Exercise goal
Lines holding the word "title" are the ones to copy from the data below.

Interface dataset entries
######

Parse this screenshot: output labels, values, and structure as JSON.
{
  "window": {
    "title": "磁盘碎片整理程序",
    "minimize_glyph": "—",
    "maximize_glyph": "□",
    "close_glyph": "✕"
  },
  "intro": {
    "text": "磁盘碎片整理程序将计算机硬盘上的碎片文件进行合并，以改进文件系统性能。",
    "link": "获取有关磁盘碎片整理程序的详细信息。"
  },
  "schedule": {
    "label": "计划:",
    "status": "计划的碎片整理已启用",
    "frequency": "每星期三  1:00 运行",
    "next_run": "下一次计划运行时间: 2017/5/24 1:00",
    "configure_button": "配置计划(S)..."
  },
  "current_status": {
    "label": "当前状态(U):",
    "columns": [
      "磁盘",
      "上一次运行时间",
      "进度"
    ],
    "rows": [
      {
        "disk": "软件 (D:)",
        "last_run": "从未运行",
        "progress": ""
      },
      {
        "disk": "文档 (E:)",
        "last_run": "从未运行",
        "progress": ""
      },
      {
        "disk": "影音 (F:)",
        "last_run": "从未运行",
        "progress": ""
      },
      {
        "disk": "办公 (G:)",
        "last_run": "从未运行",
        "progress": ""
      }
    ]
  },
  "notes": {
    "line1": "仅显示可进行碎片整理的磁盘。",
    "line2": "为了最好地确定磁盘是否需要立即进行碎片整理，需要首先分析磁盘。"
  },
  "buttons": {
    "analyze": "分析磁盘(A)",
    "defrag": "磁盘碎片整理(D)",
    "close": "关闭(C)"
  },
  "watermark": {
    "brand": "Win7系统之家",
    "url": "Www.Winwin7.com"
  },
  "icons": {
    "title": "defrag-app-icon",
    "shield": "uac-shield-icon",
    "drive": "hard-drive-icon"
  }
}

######

Exercise response
    "title": "磁盘碎片整理程序",
    "title": "defrag-app-icon",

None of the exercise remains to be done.